When you look at these pictures you would think that many of the gardens had been in place for years and are part of the natural landscape. Hard to believe they were created in two weeks.
Donna JankeJune 25, 2019 at 8:53 am
Ken, it is hard to believe those gardens aren’t more permanent and quickly they’ve been set up. Of course, they have been in planning for over a year and a lot of pre-work is done before the actual setup on site.
EvaJuly 4, 2019 at 1:10 pm
Lovely! I can’t imagine the amount of time, work and money that goes into putting on this show..
Donna JankeJuly 7, 2019 at 9:15 am

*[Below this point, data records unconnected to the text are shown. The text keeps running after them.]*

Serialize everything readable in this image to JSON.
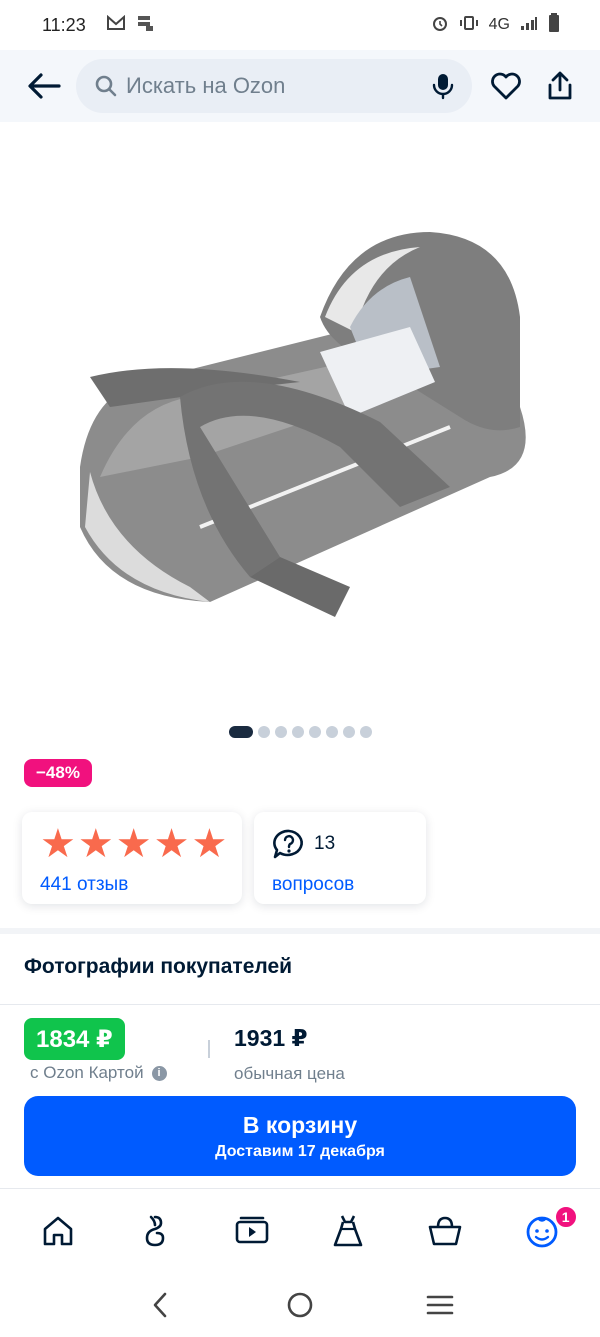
{
  "status_bar": {
    "time": "11:23",
    "network": "4G"
  },
  "header": {
    "search_placeholder": "Искать на Ozon"
  },
  "product": {
    "image_alt": "gray baby carrycot",
    "carousel": {
      "count": 8,
      "active": 0
    },
    "discount": "−48%"
  },
  "rating": {
    "stars": 5,
    "reviews_label": "441 отзыв"
  },
  "questions": {
    "count": "13",
    "label": "вопросов"
  },
  "photos_title": "Фотографии покупателей",
  "price": {
    "ozon_price": "1834 ₽",
    "ozon_card_label": "с Ozon Картой",
    "regular_price": "1931 ₽",
    "regular_label": "обычная цена"
  },
  "cart_button": {
    "label": "В корзину",
    "delivery": "Доставим 17 декабря"
  },
  "bottom_nav": {
    "items": [
      {
        "name": "home-icon"
      },
      {
        "name": "fresh-icon"
      },
      {
        "name": "video-icon"
      },
      {
        "name": "dress-icon"
      },
      {
        "name": "basket-icon"
      },
      {
        "name": "profile-icon",
        "badge": "1"
      }
    ]
  },
  "colors": {
    "accent": "#005bff",
    "discount": "#f1117e",
    "ozon_price_bg": "#10c44c",
    "star": "#f96a4d"
  }
}
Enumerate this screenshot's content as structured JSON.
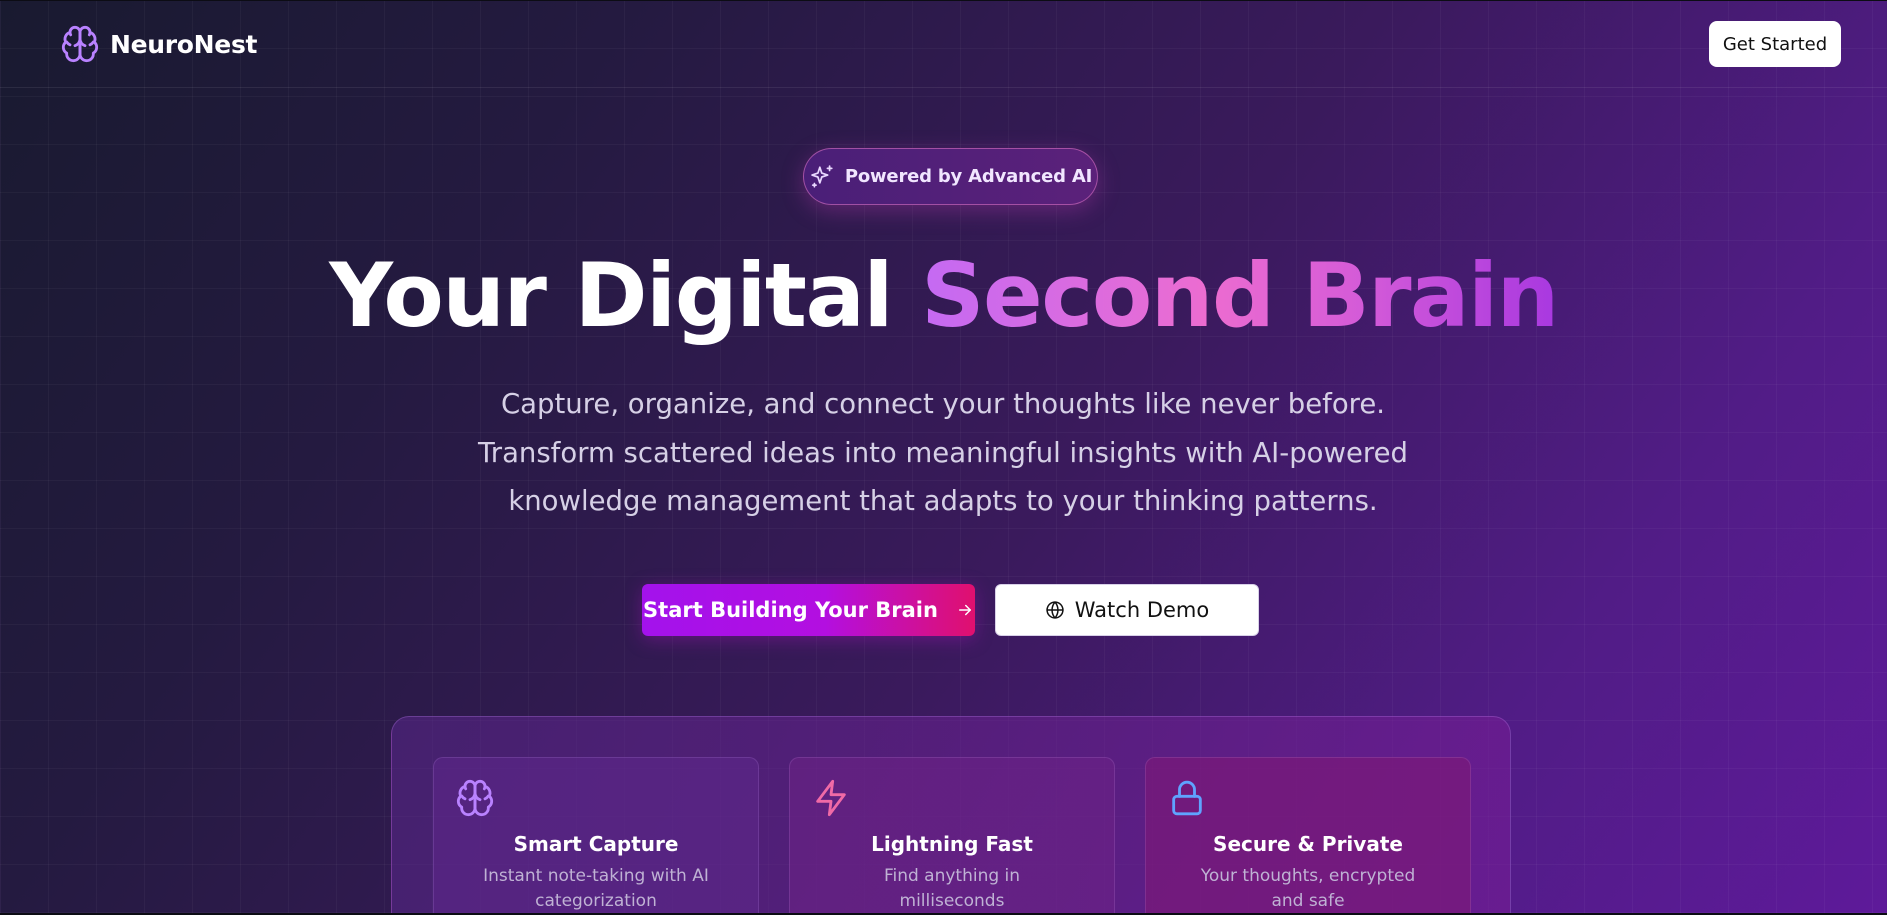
{
  "brand": {
    "name": "NeuroNest",
    "icon": "brain-icon",
    "accent": "#b982ff"
  },
  "nav": {
    "get_started_label": "Get Started"
  },
  "hero": {
    "badge": {
      "icon": "sparkles-icon",
      "text": "Powered by Advanced AI"
    },
    "title_plain": "Your Digital",
    "title_gradient": "Second Brain",
    "subtitle_lines": [
      "Capture, organize, and connect your thoughts like never before.",
      "Transform scattered ideas into meaningful insights with AI-powered",
      "knowledge management that adapts to your thinking patterns."
    ],
    "primary_cta": {
      "label": "Start Building Your Brain",
      "icon": "arrow-right-icon"
    },
    "secondary_cta": {
      "label": "Watch Demo",
      "icon": "globe-icon"
    }
  },
  "features": [
    {
      "icon": "brain-icon",
      "icon_color": "#b982ff",
      "title": "Smart Capture",
      "description": "Instant note-taking with AI categorization"
    },
    {
      "icon": "lightning-icon",
      "icon_color": "#f06aa6",
      "title": "Lightning Fast",
      "description": "Find anything in milliseconds"
    },
    {
      "icon": "lock-icon",
      "icon_color": "#5fa3ff",
      "title": "Secure & Private",
      "description": "Your thoughts, encrypted and safe"
    }
  ],
  "colors": {
    "gradient_text_start": "#c46af3",
    "gradient_text_mid": "#ec6cd0",
    "gradient_text_end": "#a838e0",
    "cta_start": "#a312ec",
    "cta_end": "#e0106e"
  }
}
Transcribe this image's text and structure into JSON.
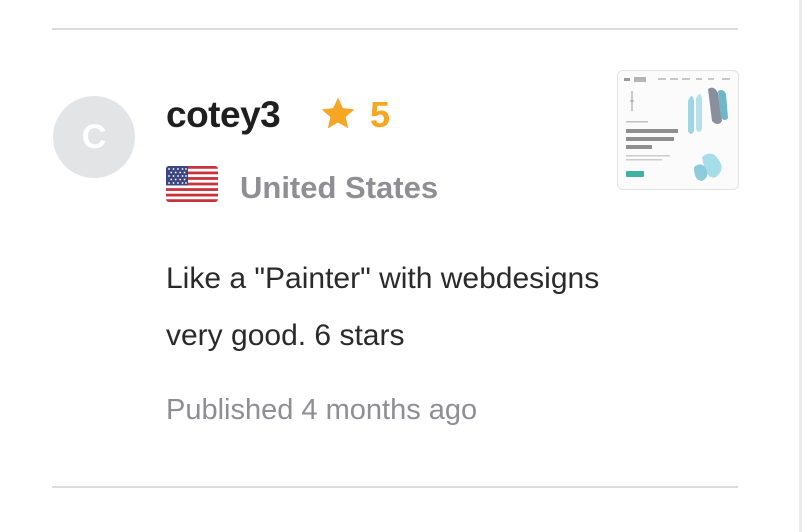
{
  "review": {
    "avatar_initial": "C",
    "reviewer_name": "cotey3",
    "rating": "5",
    "country": "United States",
    "text_line1": "Like a \"Painter\" with webdesigns",
    "text_line2": "very good. 6 stars",
    "published_label": "Published 4 months ago",
    "attachment_icon": "website-screenshot-thumbnail",
    "flag_icon": "us-flag-icon"
  },
  "colors": {
    "star": "#f5a623",
    "name": "#1f1f1f",
    "muted": "#8e8e93",
    "avatar_bg": "#e3e4e6",
    "divider": "#dcdcdc"
  }
}
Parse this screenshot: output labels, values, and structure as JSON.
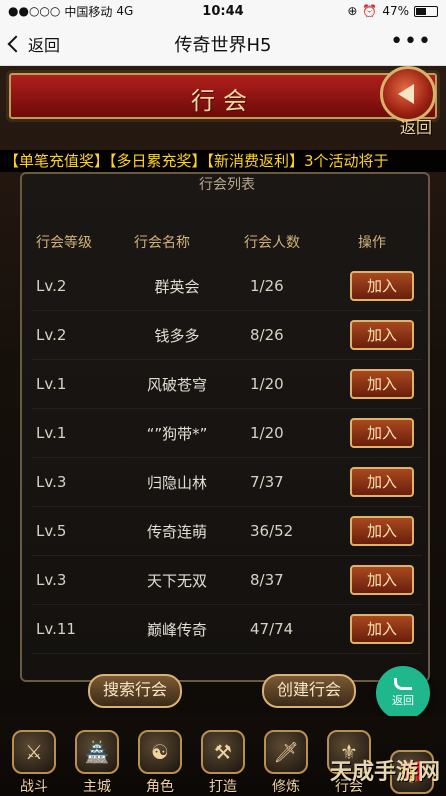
{
  "status_bar": {
    "carrier": "中国移动",
    "network": "4G",
    "time": "10:44",
    "battery": "47%"
  },
  "nav": {
    "back_label": "返回",
    "title": "传奇世界H5",
    "more_label": "•••"
  },
  "game": {
    "header_title": "行会",
    "back_label": "返回",
    "marquee": "【单笔充值奖】【多日累充奖】【新消费返利】3个活动将于",
    "panel_subtitle": "行会列表",
    "table_headers": {
      "level": "行会等级",
      "name": "行会名称",
      "count": "行会人数",
      "op": "操作"
    },
    "rows": [
      {
        "level": "Lv.2",
        "name": "群英会",
        "count": "1/26",
        "join": "加入"
      },
      {
        "level": "Lv.2",
        "name": "钱多多",
        "count": "8/26",
        "join": "加入"
      },
      {
        "level": "Lv.1",
        "name": "风破苍穹",
        "count": "1/20",
        "join": "加入"
      },
      {
        "level": "Lv.1",
        "name": "“”狗带*”",
        "count": "1/20",
        "join": "加入"
      },
      {
        "level": "Lv.3",
        "name": "归隐山林",
        "count": "7/37",
        "join": "加入"
      },
      {
        "level": "Lv.5",
        "name": "传奇连萌",
        "count": "36/52",
        "join": "加入"
      },
      {
        "level": "Lv.3",
        "name": "天下无双",
        "count": "8/37",
        "join": "加入"
      },
      {
        "level": "Lv.11",
        "name": "巅峰传奇",
        "count": "47/74",
        "join": "加入"
      }
    ],
    "search_button": "搜索行会",
    "create_button": "创建行会",
    "round_back_label": "返回",
    "menu": [
      {
        "label": "战斗",
        "icon": "axe-icon"
      },
      {
        "label": "主城",
        "icon": "castle-icon"
      },
      {
        "label": "角色",
        "icon": "character-icon"
      },
      {
        "label": "打造",
        "icon": "anvil-icon"
      },
      {
        "label": "修炼",
        "icon": "sword-icon"
      },
      {
        "label": "行会",
        "icon": "guild-icon"
      },
      {
        "label": "",
        "icon": "gift-icon"
      }
    ],
    "watermark": "天成手游网"
  }
}
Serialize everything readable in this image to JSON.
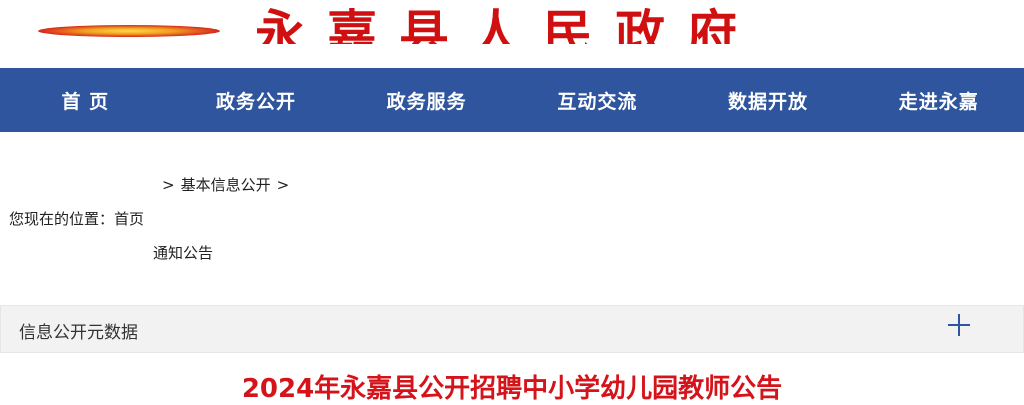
{
  "header": {
    "site_title": "永嘉县人民政府",
    "emblem_icon": "national-emblem-icon"
  },
  "nav": {
    "items": [
      {
        "label": "首 页"
      },
      {
        "label": "政务公开"
      },
      {
        "label": "政务服务"
      },
      {
        "label": "互动交流"
      },
      {
        "label": "数据开放"
      },
      {
        "label": "走进永嘉"
      }
    ],
    "background": "#2e559d"
  },
  "breadcrumb": {
    "sep": ">",
    "prefix": "您现在的位置：",
    "home": "首页",
    "level2": "基本信息公开",
    "level3": "通知公告"
  },
  "metadata": {
    "label": "信息公开元数据",
    "toggle_icon": "plus-icon"
  },
  "article": {
    "title": "2024年永嘉县公开招聘中小学幼儿园教师公告",
    "title_color": "#d4141a"
  }
}
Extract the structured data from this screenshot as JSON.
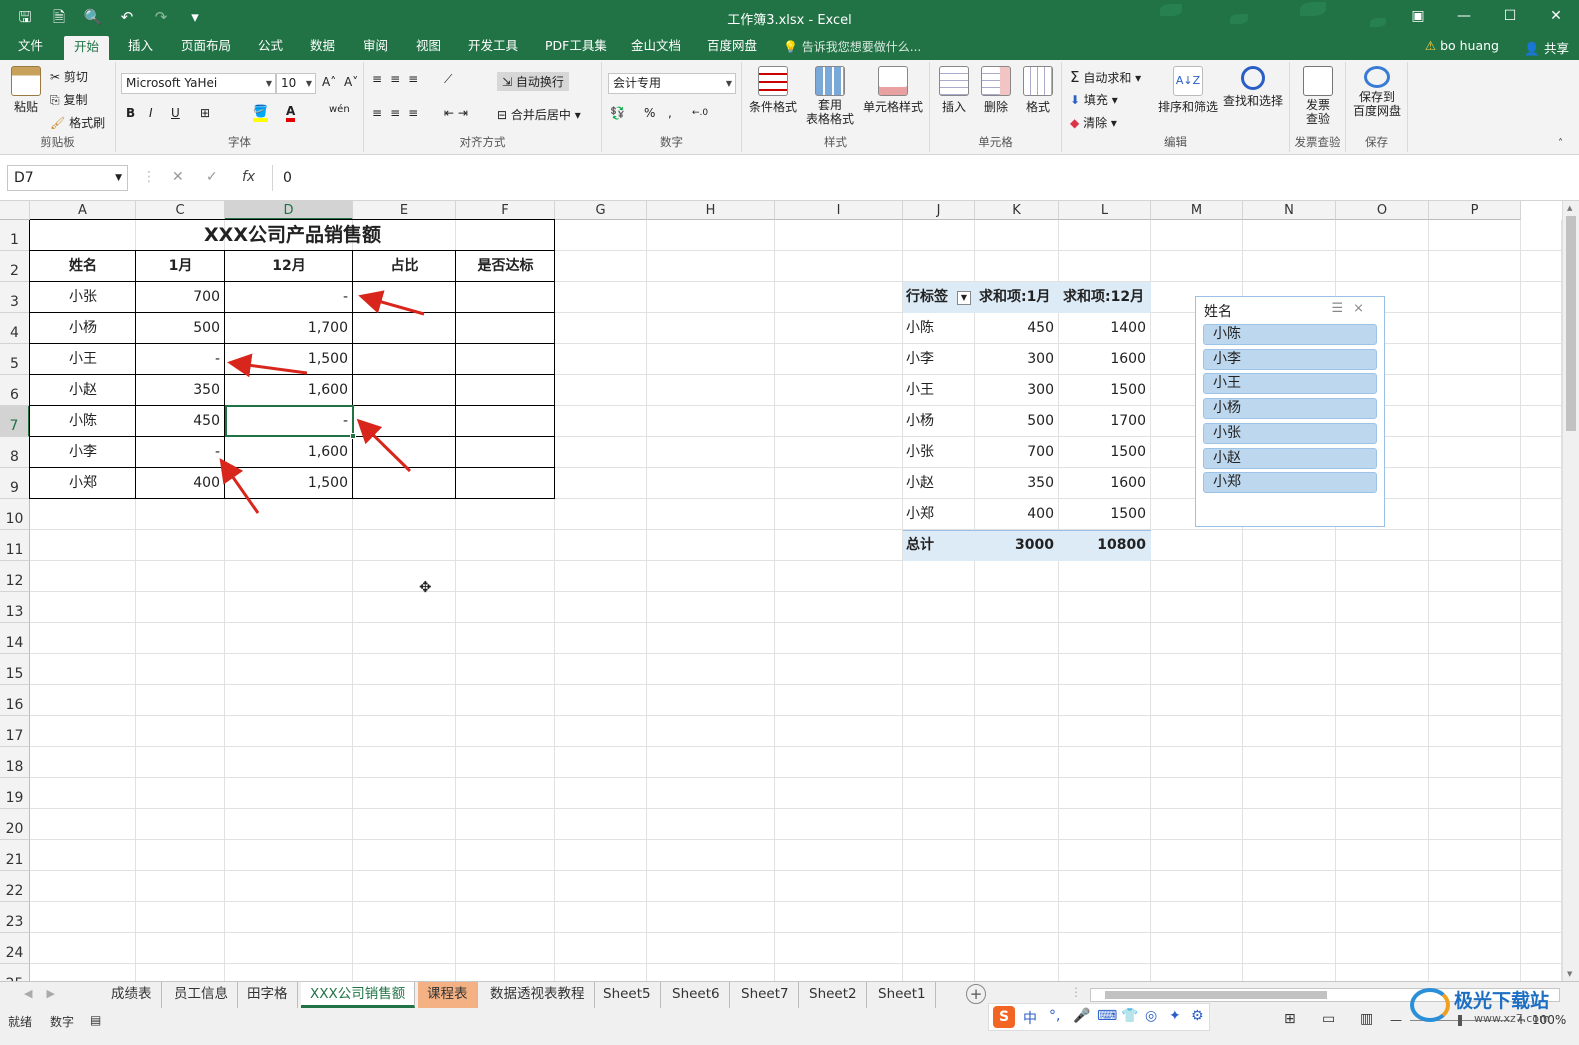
{
  "window": {
    "title": "工作簿3.xlsx - Excel",
    "qat_icons": [
      "save-icon",
      "save-as-icon",
      "print-preview-icon",
      "undo-icon",
      "redo-icon",
      "customize-icon"
    ],
    "qat_glyphs": [
      "🖫",
      "🗎",
      "🔍",
      "↶",
      "↷",
      "▾"
    ],
    "controls": [
      "▣",
      "—",
      "☐",
      "✕"
    ]
  },
  "tabs": [
    "文件",
    "开始",
    "插入",
    "页面布局",
    "公式",
    "数据",
    "审阅",
    "视图",
    "开发工具",
    "PDF工具集",
    "金山文档",
    "百度网盘"
  ],
  "active_tab": "开始",
  "tell_me": "告诉我您想要做什么...",
  "user": "bo huang",
  "share": "共享",
  "ribbon": {
    "clipboard": {
      "label": "剪贴板",
      "paste": "粘贴",
      "cut": "剪切",
      "copy": "复制",
      "format_painter": "格式刷"
    },
    "font": {
      "label": "字体",
      "name": "Microsoft YaHei",
      "size": "10",
      "grow": "A˄",
      "shrink": "A˅",
      "bold": "B",
      "italic": "I",
      "underline": "U",
      "phonetic": "wén"
    },
    "alignment": {
      "label": "对齐方式",
      "wrap": "自动换行",
      "merge": "合并后居中"
    },
    "number": {
      "label": "数字",
      "format": "会计专用",
      "percent": "%",
      "comma": ",",
      "inc_dec": "←.0",
      "dec_dec": ".00→"
    },
    "styles": {
      "label": "样式",
      "conditional": "条件格式",
      "table_line1": "套用",
      "table_line2": "表格格式",
      "cell_styles": "单元格样式"
    },
    "cells": {
      "label": "单元格",
      "insert": "插入",
      "delete": "删除",
      "format": "格式"
    },
    "editing": {
      "label": "编辑",
      "autosum": "自动求和",
      "fill": "填充",
      "clear": "清除",
      "sort": "排序和筛选",
      "find": "查找和选择"
    },
    "invoice": {
      "label": "发票查验",
      "btn_line1": "发票",
      "btn_line2": "查验"
    },
    "save": {
      "label": "保存",
      "btn_line1": "保存到",
      "btn_line2": "百度网盘"
    }
  },
  "formula_bar": {
    "name_box": "D7",
    "formula": "0",
    "fx": "fx",
    "cancel": "✕",
    "enter": "✓"
  },
  "columns": [
    "A",
    "C",
    "D",
    "E",
    "F",
    "G",
    "H",
    "I",
    "J",
    "K",
    "L",
    "M",
    "N",
    "O",
    "P"
  ],
  "rows": [
    "1",
    "2",
    "3",
    "4",
    "5",
    "6",
    "7",
    "8",
    "9",
    "10",
    "11",
    "12",
    "13",
    "14",
    "15",
    "16",
    "17",
    "18",
    "19",
    "20",
    "21",
    "22",
    "23",
    "24",
    "25"
  ],
  "table": {
    "title": "XXX公司产品销售额",
    "headers": [
      "姓名",
      "1月",
      "12月",
      "占比",
      "是否达标"
    ],
    "rows": [
      [
        "小张",
        "700",
        "-",
        "",
        ""
      ],
      [
        "小杨",
        "500",
        "1,700",
        "",
        ""
      ],
      [
        "小王",
        "-",
        "1,500",
        "",
        ""
      ],
      [
        "小赵",
        "350",
        "1,600",
        "",
        ""
      ],
      [
        "小陈",
        "450",
        "-",
        "",
        ""
      ],
      [
        "小李",
        "-",
        "1,600",
        "",
        ""
      ],
      [
        "小郑",
        "400",
        "1,500",
        "",
        ""
      ]
    ]
  },
  "pivot": {
    "headers": [
      "行标签",
      "求和项:1月",
      "求和项:12月"
    ],
    "rows": [
      [
        "小陈",
        "450",
        "1400"
      ],
      [
        "小李",
        "300",
        "1600"
      ],
      [
        "小王",
        "300",
        "1500"
      ],
      [
        "小杨",
        "500",
        "1700"
      ],
      [
        "小张",
        "700",
        "1500"
      ],
      [
        "小赵",
        "350",
        "1600"
      ],
      [
        "小郑",
        "400",
        "1500"
      ]
    ],
    "total": [
      "总计",
      "3000",
      "10800"
    ]
  },
  "slicer": {
    "title": "姓名",
    "items": [
      "小陈",
      "小李",
      "小王",
      "小杨",
      "小张",
      "小赵",
      "小郑"
    ]
  },
  "sheets": [
    "成绩表",
    "员工信息",
    "田字格",
    "XXX公司销售额",
    "课程表",
    "数据透视表教程",
    "Sheet5",
    "Sheet6",
    "Sheet7",
    "Sheet2",
    "Sheet1"
  ],
  "active_sheet": "XXX公司销售额",
  "status": {
    "ready": "就绪",
    "numlock": "数字",
    "zoom": "100%"
  },
  "ime": {
    "logo": "S",
    "mode": "中",
    "punct": "°,",
    "tools": [
      "🎤",
      "⌨",
      "👕",
      "◎",
      "✦",
      "⚙"
    ]
  },
  "watermark": {
    "name": "极光下载站",
    "url": "www.xz7.com"
  },
  "colors": {
    "brand": "#217346",
    "accent_arrow": "#d9261c",
    "pivot_header": "#ddebf7",
    "slicer_item": "#bdd7ee"
  }
}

Eva, the amount of time, work, money and planning that must go into the show and each individual garden is incredible. I watched a few shows on BBC during the week that gave a glimpse into the efforts the creators of individual gardens went through, like hand-brushing hundreds of pieces of moss and placing them amid rocks in a way that looked like they’d been in that position for years.